GreenOil*Hemp seed oil. As it turns out, the hemp plant exhibits uses beyond rustic rope making and college dorm aromatherapy sessions. For example, go ahead and grab two tablespoons of hemp seed oil. Slosh one on your face, then make some salad dressing with the other. Although it’s green and doesn’t smell as fantastic as you hope it would, its nutritional value is a force your body would love to reckon with. Out of all edible fats, hemp seed oil is the most unsaturated. It is high in Essential Fatty Acids–the good fats that you must ingest, as your body cannot make them on its own. For the non-nutritionally savvy among you, that means goodbye, heart disease; hello squeaky-clean arteries. Assuming you get the food grade stuff, note that it really should only be used in cold edibles; its low smoking temperature renders it an ineffective frying oil. Incidentally, one might describe the taste as “grassy.”*There is no THC in hemp seed oil.




Tea tree oil. This oil is steam distilled from the leaves of an Australian plant of kangaroothe same name. (Hence, the aforementioned “alien experience.” And you thought it was just February on Nantucket getting to me!) Anyway, I have struggled with cystic acne since roughly the same time Facebook was invented, inconveniently enough. This winter, after having spent my early adulthood trying everything from Proactiv to antibiotics, I decided I had dumped more than my share of hope and money into harsh chemicals. The interwebz suggested I make like a hippie and try embracing a tree, or at least its oil. Essential tea tree oil has by no means cured my acne, but it has slowed my breakouts significantly. It definitely helps my lesions to heal more quickly than they did when I was using benzoyl peroxide and all of its nasty little cousins. It is one of two essential oils that can be used neat (undiluted) on the skin. The smell, somewhere between rosemary and turpentine, is quite strong. However, given the two methods I have for frightening people away, I choose stinkiness over a mug full of biblically proportionate boils. Nothing is a cure-all for cystic acne, but my experience says it won’t hurt to make this Australian oil your good mate. Note however that neither your cat nor your dog wishes to make good mates with tea tree oil.

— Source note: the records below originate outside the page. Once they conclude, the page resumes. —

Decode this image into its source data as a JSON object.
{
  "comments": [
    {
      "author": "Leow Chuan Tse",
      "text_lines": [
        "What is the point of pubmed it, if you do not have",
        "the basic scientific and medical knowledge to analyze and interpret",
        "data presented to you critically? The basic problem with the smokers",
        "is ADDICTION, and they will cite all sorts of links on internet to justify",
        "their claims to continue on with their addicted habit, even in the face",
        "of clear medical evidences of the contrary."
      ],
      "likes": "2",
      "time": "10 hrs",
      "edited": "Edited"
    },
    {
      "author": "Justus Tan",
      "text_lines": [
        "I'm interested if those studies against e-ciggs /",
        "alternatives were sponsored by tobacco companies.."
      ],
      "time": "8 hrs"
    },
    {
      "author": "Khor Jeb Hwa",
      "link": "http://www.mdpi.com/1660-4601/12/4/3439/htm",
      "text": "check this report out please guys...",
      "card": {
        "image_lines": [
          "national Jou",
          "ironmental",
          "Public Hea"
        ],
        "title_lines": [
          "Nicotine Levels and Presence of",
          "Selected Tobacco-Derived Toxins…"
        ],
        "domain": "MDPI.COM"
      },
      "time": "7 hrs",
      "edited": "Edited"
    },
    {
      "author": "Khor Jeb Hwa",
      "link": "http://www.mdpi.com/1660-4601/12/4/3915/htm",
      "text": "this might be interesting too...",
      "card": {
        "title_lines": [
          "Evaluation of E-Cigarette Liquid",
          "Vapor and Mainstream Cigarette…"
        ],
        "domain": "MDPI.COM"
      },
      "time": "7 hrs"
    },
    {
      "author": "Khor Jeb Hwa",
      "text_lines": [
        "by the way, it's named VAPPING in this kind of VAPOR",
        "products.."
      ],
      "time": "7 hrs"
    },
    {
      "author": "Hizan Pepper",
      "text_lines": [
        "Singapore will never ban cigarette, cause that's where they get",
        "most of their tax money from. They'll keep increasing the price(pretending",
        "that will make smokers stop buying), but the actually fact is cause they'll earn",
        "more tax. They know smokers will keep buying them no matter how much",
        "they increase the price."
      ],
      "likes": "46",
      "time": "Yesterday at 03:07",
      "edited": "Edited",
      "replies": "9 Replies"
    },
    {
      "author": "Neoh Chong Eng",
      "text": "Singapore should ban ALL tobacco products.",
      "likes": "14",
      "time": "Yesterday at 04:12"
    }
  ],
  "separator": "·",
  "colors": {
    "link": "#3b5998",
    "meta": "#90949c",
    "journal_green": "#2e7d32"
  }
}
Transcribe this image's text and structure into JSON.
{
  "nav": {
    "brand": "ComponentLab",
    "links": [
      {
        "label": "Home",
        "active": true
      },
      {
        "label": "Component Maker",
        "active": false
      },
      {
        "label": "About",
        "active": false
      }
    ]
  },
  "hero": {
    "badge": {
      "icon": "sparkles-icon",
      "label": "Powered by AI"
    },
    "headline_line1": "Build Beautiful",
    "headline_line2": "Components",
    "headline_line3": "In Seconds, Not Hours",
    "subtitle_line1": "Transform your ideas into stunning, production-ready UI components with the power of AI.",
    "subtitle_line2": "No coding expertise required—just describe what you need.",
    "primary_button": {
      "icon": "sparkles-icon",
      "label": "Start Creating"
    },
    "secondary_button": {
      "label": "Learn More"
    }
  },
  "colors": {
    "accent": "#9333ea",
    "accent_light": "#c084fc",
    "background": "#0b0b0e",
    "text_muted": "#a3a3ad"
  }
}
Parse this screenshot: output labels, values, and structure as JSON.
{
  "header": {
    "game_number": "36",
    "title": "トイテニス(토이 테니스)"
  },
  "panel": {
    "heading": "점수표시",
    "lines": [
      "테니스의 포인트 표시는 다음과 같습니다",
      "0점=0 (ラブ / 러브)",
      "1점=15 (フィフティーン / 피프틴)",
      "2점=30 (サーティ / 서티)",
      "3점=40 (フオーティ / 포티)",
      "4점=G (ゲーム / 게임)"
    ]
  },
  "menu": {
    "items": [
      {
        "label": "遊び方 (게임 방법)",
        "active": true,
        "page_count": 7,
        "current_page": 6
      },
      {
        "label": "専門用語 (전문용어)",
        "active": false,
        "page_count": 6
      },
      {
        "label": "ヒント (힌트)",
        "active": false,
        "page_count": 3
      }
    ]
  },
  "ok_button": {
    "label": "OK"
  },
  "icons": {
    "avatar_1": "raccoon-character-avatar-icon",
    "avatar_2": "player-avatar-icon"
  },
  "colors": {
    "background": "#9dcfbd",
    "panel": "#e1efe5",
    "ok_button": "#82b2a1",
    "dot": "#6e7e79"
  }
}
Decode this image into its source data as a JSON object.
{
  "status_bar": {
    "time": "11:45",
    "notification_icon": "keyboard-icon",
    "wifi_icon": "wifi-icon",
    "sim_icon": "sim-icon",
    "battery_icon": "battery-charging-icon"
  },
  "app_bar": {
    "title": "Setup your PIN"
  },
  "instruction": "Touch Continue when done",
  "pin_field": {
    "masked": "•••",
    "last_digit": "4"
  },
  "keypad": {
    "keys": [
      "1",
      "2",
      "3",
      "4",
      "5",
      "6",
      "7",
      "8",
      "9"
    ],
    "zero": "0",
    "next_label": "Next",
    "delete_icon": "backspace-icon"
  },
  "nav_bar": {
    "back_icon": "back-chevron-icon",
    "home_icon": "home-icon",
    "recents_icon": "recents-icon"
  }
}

levenderLavender oil. Meet the only other essential oil that can be used neat on the skin. Lavender oil is commonly used in aromatherapy as many people find the smell relaxing. I personally feel like vomiting when I breathe it in; but its antiseptic and analgesic qualities have made it another valuable solider in my battle against acne. I apply it sparingly to my skin some nights, and usually wake up the next morning with smoother, softer skin. In other words, this oil is kind enough to offer acne sufferers a choice: vomit or skin that closely resembles it? Can’t win ‘em all.




oliveoilOlive oil. You knew you could cook with it, but did you know you could moisturize with it too? Olive oil may as well be called Mother Nature’s emollient. Or perhaps the Olive Garden’s emollient. Regardless, Italian or not, go ahead and slather up. Because when you smear, you’re family.



The pureness of these oils makes them all great candidates for use by vegans and earth children. (Note: do not use essential oils on any actual children.) Pregnant women should also avoid essential oils.



Until next time,


Sarah Teach